Problem requirements. Below are some records: retype them all exactly, but not the pictures.

──────────

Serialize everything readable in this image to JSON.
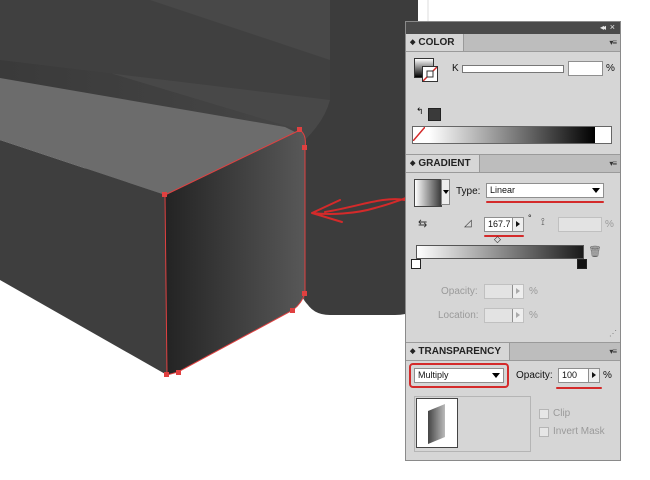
{
  "panels": {
    "color": {
      "title": "COLOR",
      "channel_label": "K",
      "unit": "%",
      "channel_value": ""
    },
    "gradient": {
      "title": "GRADIENT",
      "type_label": "Type:",
      "type_value": "Linear",
      "angle_value": "167.7",
      "angle_degree": "°",
      "aspect_unit": "%",
      "opacity_label": "Opacity:",
      "opacity_unit": "%",
      "location_label": "Location:",
      "location_unit": "%"
    },
    "transparency": {
      "title": "TRANSPARENCY",
      "blend_mode": "Multiply",
      "opacity_label": "Opacity:",
      "opacity_value": "100",
      "opacity_unit": "%",
      "clip_label": "Clip",
      "invert_mask_label": "Invert Mask"
    }
  },
  "colors": {
    "annotation": "#d42a2a",
    "canvas_dark": "#3a3a3a",
    "panel_bg": "#d6d6d6"
  }
}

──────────

Reply to the task.
Serialize everything readable in this image to JSON.
{
  "panels": {
    "color": {
      "title": "COLOR",
      "channel_label": "K",
      "unit": "%",
      "channel_value": ""
    },
    "gradient": {
      "title": "GRADIENT",
      "type_label": "Type:",
      "type_value": "Linear",
      "angle_value": "167.7",
      "angle_degree": "°",
      "aspect_unit": "%",
      "opacity_label": "Opacity:",
      "opacity_unit": "%",
      "location_label": "Location:",
      "location_unit": "%"
    },
    "transparency": {
      "title": "TRANSPARENCY",
      "blend_mode": "Multiply",
      "opacity_label": "Opacity:",
      "opacity_value": "100",
      "opacity_unit": "%",
      "clip_label": "Clip",
      "invert_mask_label": "Invert Mask"
    }
  },
  "colors": {
    "annotation": "#d42a2a",
    "canvas_dark": "#3a3a3a",
    "panel_bg": "#d6d6d6"
  }
}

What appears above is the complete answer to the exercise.